Instructions for the task
Give every line of the material again, exactly as written.
□ □ □ □
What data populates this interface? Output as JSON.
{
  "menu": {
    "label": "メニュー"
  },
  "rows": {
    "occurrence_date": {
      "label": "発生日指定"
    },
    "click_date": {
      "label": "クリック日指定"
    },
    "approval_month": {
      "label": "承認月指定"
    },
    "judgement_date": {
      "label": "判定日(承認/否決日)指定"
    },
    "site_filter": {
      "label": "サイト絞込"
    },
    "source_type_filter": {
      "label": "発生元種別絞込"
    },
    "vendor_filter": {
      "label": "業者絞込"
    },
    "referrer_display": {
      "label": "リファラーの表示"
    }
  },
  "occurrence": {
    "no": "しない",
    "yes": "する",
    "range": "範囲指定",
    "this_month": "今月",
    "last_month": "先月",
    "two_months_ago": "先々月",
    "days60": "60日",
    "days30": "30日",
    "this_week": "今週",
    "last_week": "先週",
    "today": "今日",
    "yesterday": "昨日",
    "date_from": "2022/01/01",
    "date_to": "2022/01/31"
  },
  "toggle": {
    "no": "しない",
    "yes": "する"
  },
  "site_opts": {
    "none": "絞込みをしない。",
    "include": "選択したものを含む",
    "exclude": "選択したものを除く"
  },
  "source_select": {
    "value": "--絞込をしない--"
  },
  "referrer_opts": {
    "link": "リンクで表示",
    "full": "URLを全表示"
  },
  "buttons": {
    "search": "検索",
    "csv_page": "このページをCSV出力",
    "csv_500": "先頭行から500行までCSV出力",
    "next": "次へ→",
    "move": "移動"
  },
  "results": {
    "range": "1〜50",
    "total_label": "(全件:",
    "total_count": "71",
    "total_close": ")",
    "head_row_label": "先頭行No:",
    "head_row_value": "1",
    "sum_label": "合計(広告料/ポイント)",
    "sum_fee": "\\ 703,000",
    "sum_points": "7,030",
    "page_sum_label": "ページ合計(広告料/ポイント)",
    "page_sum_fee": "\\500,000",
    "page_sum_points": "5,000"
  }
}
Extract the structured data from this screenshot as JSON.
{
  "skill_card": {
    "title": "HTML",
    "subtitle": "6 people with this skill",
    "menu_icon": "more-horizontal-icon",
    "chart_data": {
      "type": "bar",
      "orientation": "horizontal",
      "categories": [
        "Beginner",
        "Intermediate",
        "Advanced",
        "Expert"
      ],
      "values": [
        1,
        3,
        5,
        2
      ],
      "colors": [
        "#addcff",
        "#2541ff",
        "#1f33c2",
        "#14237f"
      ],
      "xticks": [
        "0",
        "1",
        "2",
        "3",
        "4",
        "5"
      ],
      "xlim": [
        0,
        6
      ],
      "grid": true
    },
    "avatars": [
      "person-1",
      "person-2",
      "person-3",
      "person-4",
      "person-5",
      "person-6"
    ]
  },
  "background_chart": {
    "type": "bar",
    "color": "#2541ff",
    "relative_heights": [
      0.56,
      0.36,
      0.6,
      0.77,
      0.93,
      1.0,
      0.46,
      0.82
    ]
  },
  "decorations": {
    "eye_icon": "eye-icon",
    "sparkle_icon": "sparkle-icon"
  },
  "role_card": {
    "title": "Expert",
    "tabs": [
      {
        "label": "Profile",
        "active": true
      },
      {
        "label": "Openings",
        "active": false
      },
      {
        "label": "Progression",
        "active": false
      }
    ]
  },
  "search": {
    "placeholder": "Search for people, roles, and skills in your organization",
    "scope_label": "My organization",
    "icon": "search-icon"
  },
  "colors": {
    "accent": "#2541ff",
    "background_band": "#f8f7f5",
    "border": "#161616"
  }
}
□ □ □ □
Task solution
What data populates this interface? Output as JSON.
{
  "menu": {
    "label": "メニュー"
  },
  "rows": {
    "occurrence_date": {
      "label": "発生日指定"
    },
    "click_date": {
      "label": "クリック日指定"
    },
    "approval_month": {
      "label": "承認月指定"
    },
    "judgement_date": {
      "label": "判定日(承認/否決日)指定"
    },
    "site_filter": {
      "label": "サイト絞込"
    },
    "source_type_filter": {
      "label": "発生元種別絞込"
    },
    "vendor_filter": {
      "label": "業者絞込"
    },
    "referrer_display": {
      "label": "リファラーの表示"
    }
  },
  "occurrence": {
    "no": "しない",
    "yes": "する",
    "range": "範囲指定",
    "this_month": "今月",
    "last_month": "先月",
    "two_months_ago": "先々月",
    "days60": "60日",
    "days30": "30日",
    "this_week": "今週",
    "last_week": "先週",
    "today": "今日",
    "yesterday": "昨日",
    "date_from": "2022/01/01",
    "date_to": "2022/01/31"
  },
  "toggle": {
    "no": "しない",
    "yes": "する"
  },
  "site_opts": {
    "none": "絞込みをしない。",
    "include": "選択したものを含む",
    "exclude": "選択したものを除く"
  },
  "source_select": {
    "value": "--絞込をしない--"
  },
  "referrer_opts": {
    "link": "リンクで表示",
    "full": "URLを全表示"
  },
  "buttons": {
    "search": "検索",
    "csv_page": "このページをCSV出力",
    "csv_500": "先頭行から500行までCSV出力",
    "next": "次へ→",
    "move": "移動"
  },
  "results": {
    "range": "1〜50",
    "total_label": "(全件:",
    "total_count": "71",
    "total_close": ")",
    "head_row_label": "先頭行No:",
    "head_row_value": "1",
    "sum_label": "合計(広告料/ポイント)",
    "sum_fee": "\\ 703,000",
    "sum_points": "7,030",
    "page_sum_label": "ページ合計(広告料/ポイント)",
    "page_sum_fee": "\\500,000",
    "page_sum_points": "5,000"
  }
}
Extract the structured data from this screenshot as JSON.
{
  "skill_card": {
    "title": "HTML",
    "subtitle": "6 people with this skill",
    "menu_icon": "more-horizontal-icon",
    "chart_data": {
      "type": "bar",
      "orientation": "horizontal",
      "categories": [
        "Beginner",
        "Intermediate",
        "Advanced",
        "Expert"
      ],
      "values": [
        1,
        3,
        5,
        2
      ],
      "colors": [
        "#addcff",
        "#2541ff",
        "#1f33c2",
        "#14237f"
      ],
      "xticks": [
        "0",
        "1",
        "2",
        "3",
        "4",
        "5"
      ],
      "xlim": [
        0,
        6
      ],
      "grid": true
    },
    "avatars": [
      "person-1",
      "person-2",
      "person-3",
      "person-4",
      "person-5",
      "person-6"
    ]
  },
  "background_chart": {
    "type": "bar",
    "color": "#2541ff",
    "relative_heights": [
      0.56,
      0.36,
      0.6,
      0.77,
      0.93,
      1.0,
      0.46,
      0.82
    ]
  },
  "decorations": {
    "eye_icon": "eye-icon",
    "sparkle_icon": "sparkle-icon"
  },
  "role_card": {
    "title": "Expert",
    "tabs": [
      {
        "label": "Profile",
        "active": true
      },
      {
        "label": "Openings",
        "active": false
      },
      {
        "label": "Progression",
        "active": false
      }
    ]
  },
  "search": {
    "placeholder": "Search for people, roles, and skills in your organization",
    "scope_label": "My organization",
    "icon": "search-icon"
  },
  "colors": {
    "accent": "#2541ff",
    "background_band": "#f8f7f5",
    "border": "#161616"
  }
}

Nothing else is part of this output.